§ Available data:
···

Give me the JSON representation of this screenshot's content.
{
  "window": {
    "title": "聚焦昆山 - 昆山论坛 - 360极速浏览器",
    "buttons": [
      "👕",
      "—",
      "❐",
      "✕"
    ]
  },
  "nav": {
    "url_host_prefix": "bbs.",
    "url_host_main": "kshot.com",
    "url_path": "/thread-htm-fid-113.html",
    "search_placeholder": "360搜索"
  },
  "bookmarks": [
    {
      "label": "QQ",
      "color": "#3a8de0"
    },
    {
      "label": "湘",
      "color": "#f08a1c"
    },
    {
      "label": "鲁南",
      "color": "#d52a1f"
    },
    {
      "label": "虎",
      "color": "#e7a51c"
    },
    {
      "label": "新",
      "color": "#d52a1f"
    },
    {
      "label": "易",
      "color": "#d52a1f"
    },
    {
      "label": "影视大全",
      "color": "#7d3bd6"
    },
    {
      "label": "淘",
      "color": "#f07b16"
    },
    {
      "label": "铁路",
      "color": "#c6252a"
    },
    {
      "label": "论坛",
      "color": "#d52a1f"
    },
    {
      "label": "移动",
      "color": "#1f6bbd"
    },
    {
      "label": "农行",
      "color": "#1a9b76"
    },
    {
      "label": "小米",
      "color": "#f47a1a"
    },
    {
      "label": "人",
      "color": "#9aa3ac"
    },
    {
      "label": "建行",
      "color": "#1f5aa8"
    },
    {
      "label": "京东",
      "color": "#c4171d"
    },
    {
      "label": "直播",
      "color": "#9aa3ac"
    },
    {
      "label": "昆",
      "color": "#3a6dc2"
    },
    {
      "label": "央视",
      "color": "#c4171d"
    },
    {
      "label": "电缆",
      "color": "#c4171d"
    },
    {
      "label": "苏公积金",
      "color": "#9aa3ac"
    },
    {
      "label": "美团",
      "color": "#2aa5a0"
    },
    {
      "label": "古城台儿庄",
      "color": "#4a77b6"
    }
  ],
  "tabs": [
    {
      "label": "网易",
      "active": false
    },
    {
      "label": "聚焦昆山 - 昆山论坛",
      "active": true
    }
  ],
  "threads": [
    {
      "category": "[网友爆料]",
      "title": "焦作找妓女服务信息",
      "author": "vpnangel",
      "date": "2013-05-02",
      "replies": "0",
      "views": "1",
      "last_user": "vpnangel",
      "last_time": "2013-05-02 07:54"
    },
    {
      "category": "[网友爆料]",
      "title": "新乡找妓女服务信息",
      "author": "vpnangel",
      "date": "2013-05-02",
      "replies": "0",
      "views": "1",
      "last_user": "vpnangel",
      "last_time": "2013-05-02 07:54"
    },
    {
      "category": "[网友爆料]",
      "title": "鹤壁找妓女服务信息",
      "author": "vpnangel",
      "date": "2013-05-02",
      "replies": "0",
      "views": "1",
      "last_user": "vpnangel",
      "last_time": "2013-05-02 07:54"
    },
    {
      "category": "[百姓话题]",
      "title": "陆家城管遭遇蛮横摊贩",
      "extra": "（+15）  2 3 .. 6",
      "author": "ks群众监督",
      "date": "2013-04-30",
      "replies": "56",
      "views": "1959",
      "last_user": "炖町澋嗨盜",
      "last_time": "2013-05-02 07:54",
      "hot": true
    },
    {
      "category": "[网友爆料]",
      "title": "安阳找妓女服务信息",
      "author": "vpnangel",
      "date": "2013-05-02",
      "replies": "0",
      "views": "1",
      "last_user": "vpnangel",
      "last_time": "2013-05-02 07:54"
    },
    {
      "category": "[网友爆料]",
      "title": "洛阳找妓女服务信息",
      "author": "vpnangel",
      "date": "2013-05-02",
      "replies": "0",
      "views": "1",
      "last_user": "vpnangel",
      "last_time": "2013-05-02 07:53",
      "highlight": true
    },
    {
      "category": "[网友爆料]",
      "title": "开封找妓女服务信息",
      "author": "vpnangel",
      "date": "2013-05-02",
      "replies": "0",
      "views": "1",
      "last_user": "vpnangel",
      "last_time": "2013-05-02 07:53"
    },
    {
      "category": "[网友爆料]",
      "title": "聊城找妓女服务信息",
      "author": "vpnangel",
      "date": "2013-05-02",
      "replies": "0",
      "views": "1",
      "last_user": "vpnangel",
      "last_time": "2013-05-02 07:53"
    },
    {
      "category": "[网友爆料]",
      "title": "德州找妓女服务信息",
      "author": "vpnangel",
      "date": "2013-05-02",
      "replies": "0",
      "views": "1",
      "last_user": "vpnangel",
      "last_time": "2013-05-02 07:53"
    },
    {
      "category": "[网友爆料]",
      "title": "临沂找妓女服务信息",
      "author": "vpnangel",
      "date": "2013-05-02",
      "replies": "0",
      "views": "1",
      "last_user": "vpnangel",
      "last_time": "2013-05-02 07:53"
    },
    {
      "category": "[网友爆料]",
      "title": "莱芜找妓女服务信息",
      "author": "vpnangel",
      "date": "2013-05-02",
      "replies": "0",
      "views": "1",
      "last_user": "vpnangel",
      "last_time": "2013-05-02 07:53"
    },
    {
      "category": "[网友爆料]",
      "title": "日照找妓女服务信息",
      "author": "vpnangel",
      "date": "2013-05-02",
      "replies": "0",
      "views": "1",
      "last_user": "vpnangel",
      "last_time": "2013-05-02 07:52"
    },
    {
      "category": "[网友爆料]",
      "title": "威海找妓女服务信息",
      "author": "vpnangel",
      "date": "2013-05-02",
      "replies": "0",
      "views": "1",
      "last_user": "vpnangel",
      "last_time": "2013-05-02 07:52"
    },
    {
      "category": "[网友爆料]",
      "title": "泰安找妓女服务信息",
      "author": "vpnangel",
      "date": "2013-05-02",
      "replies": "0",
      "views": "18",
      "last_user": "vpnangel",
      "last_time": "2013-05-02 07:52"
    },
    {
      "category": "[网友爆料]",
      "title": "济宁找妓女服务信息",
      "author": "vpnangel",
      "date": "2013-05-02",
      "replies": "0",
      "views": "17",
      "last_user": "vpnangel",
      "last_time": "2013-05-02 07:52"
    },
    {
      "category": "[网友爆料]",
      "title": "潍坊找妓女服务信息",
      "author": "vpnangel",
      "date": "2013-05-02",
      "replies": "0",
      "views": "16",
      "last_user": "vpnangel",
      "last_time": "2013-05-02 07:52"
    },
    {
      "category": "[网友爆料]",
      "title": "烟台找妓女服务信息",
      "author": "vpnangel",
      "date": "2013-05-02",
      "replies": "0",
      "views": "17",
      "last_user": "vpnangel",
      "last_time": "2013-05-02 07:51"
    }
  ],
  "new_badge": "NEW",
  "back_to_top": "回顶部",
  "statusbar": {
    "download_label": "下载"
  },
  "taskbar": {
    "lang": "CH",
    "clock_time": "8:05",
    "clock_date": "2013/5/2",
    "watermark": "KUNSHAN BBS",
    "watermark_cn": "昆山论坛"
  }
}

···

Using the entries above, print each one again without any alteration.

§ Expected answer:
Give me the JSON representation of this screenshot's content.
{
  "window": {
    "title": "聚焦昆山 - 昆山论坛 - 360极速浏览器",
    "buttons": [
      "👕",
      "—",
      "❐",
      "✕"
    ]
  },
  "nav": {
    "url_host_prefix": "bbs.",
    "url_host_main": "kshot.com",
    "url_path": "/thread-htm-fid-113.html",
    "search_placeholder": "360搜索"
  },
  "bookmarks": [
    {
      "label": "QQ",
      "color": "#3a8de0"
    },
    {
      "label": "湘",
      "color": "#f08a1c"
    },
    {
      "label": "鲁南",
      "color": "#d52a1f"
    },
    {
      "label": "虎",
      "color": "#e7a51c"
    },
    {
      "label": "新",
      "color": "#d52a1f"
    },
    {
      "label": "易",
      "color": "#d52a1f"
    },
    {
      "label": "影视大全",
      "color": "#7d3bd6"
    },
    {
      "label": "淘",
      "color": "#f07b16"
    },
    {
      "label": "铁路",
      "color": "#c6252a"
    },
    {
      "label": "论坛",
      "color": "#d52a1f"
    },
    {
      "label": "移动",
      "color": "#1f6bbd"
    },
    {
      "label": "农行",
      "color": "#1a9b76"
    },
    {
      "label": "小米",
      "color": "#f47a1a"
    },
    {
      "label": "人",
      "color": "#9aa3ac"
    },
    {
      "label": "建行",
      "color": "#1f5aa8"
    },
    {
      "label": "京东",
      "color": "#c4171d"
    },
    {
      "label": "直播",
      "color": "#9aa3ac"
    },
    {
      "label": "昆",
      "color": "#3a6dc2"
    },
    {
      "label": "央视",
      "color": "#c4171d"
    },
    {
      "label": "电缆",
      "color": "#c4171d"
    },
    {
      "label": "苏公积金",
      "color": "#9aa3ac"
    },
    {
      "label": "美团",
      "color": "#2aa5a0"
    },
    {
      "label": "古城台儿庄",
      "color": "#4a77b6"
    }
  ],
  "tabs": [
    {
      "label": "网易",
      "active": false
    },
    {
      "label": "聚焦昆山 - 昆山论坛",
      "active": true
    }
  ],
  "threads": [
    {
      "category": "[网友爆料]",
      "title": "焦作找妓女服务信息",
      "author": "vpnangel",
      "date": "2013-05-02",
      "replies": "0",
      "views": "1",
      "last_user": "vpnangel",
      "last_time": "2013-05-02 07:54"
    },
    {
      "category": "[网友爆料]",
      "title": "新乡找妓女服务信息",
      "author": "vpnangel",
      "date": "2013-05-02",
      "replies": "0",
      "views": "1",
      "last_user": "vpnangel",
      "last_time": "2013-05-02 07:54"
    },
    {
      "category": "[网友爆料]",
      "title": "鹤壁找妓女服务信息",
      "author": "vpnangel",
      "date": "2013-05-02",
      "replies": "0",
      "views": "1",
      "last_user": "vpnangel",
      "last_time": "2013-05-02 07:54"
    },
    {
      "category": "[百姓话题]",
      "title": "陆家城管遭遇蛮横摊贩",
      "extra": "（+15）  2 3 .. 6",
      "author": "ks群众监督",
      "date": "2013-04-30",
      "replies": "56",
      "views": "1959",
      "last_user": "炖町澋嗨盜",
      "last_time": "2013-05-02 07:54",
      "hot": true
    },
    {
      "category": "[网友爆料]",
      "title": "安阳找妓女服务信息",
      "author": "vpnangel",
      "date": "2013-05-02",
      "replies": "0",
      "views": "1",
      "last_user": "vpnangel",
      "last_time": "2013-05-02 07:54"
    },
    {
      "category": "[网友爆料]",
      "title": "洛阳找妓女服务信息",
      "author": "vpnangel",
      "date": "2013-05-02",
      "replies": "0",
      "views": "1",
      "last_user": "vpnangel",
      "last_time": "2013-05-02 07:53",
      "highlight": true
    },
    {
      "category": "[网友爆料]",
      "title": "开封找妓女服务信息",
      "author": "vpnangel",
      "date": "2013-05-02",
      "replies": "0",
      "views": "1",
      "last_user": "vpnangel",
      "last_time": "2013-05-02 07:53"
    },
    {
      "category": "[网友爆料]",
      "title": "聊城找妓女服务信息",
      "author": "vpnangel",
      "date": "2013-05-02",
      "replies": "0",
      "views": "1",
      "last_user": "vpnangel",
      "last_time": "2013-05-02 07:53"
    },
    {
      "category": "[网友爆料]",
      "title": "德州找妓女服务信息",
      "author": "vpnangel",
      "date": "2013-05-02",
      "replies": "0",
      "views": "1",
      "last_user": "vpnangel",
      "last_time": "2013-05-02 07:53"
    },
    {
      "category": "[网友爆料]",
      "title": "临沂找妓女服务信息",
      "author": "vpnangel",
      "date": "2013-05-02",
      "replies": "0",
      "views": "1",
      "last_user": "vpnangel",
      "last_time": "2013-05-02 07:53"
    },
    {
      "category": "[网友爆料]",
      "title": "莱芜找妓女服务信息",
      "author": "vpnangel",
      "date": "2013-05-02",
      "replies": "0",
      "views": "1",
      "last_user": "vpnangel",
      "last_time": "2013-05-02 07:53"
    },
    {
      "category": "[网友爆料]",
      "title": "日照找妓女服务信息",
      "author": "vpnangel",
      "date": "2013-05-02",
      "replies": "0",
      "views": "1",
      "last_user": "vpnangel",
      "last_time": "2013-05-02 07:52"
    },
    {
      "category": "[网友爆料]",
      "title": "威海找妓女服务信息",
      "author": "vpnangel",
      "date": "2013-05-02",
      "replies": "0",
      "views": "1",
      "last_user": "vpnangel",
      "last_time": "2013-05-02 07:52"
    },
    {
      "category": "[网友爆料]",
      "title": "泰安找妓女服务信息",
      "author": "vpnangel",
      "date": "2013-05-02",
      "replies": "0",
      "views": "18",
      "last_user": "vpnangel",
      "last_time": "2013-05-02 07:52"
    },
    {
      "category": "[网友爆料]",
      "title": "济宁找妓女服务信息",
      "author": "vpnangel",
      "date": "2013-05-02",
      "replies": "0",
      "views": "17",
      "last_user": "vpnangel",
      "last_time": "2013-05-02 07:52"
    },
    {
      "category": "[网友爆料]",
      "title": "潍坊找妓女服务信息",
      "author": "vpnangel",
      "date": "2013-05-02",
      "replies": "0",
      "views": "16",
      "last_user": "vpnangel",
      "last_time": "2013-05-02 07:52"
    },
    {
      "category": "[网友爆料]",
      "title": "烟台找妓女服务信息",
      "author": "vpnangel",
      "date": "2013-05-02",
      "replies": "0",
      "views": "17",
      "last_user": "vpnangel",
      "last_time": "2013-05-02 07:51"
    }
  ],
  "new_badge": "NEW",
  "back_to_top": "回顶部",
  "statusbar": {
    "download_label": "下载"
  },
  "taskbar": {
    "lang": "CH",
    "clock_time": "8:05",
    "clock_date": "2013/5/2",
    "watermark": "KUNSHAN BBS",
    "watermark_cn": "昆山论坛"
  }
}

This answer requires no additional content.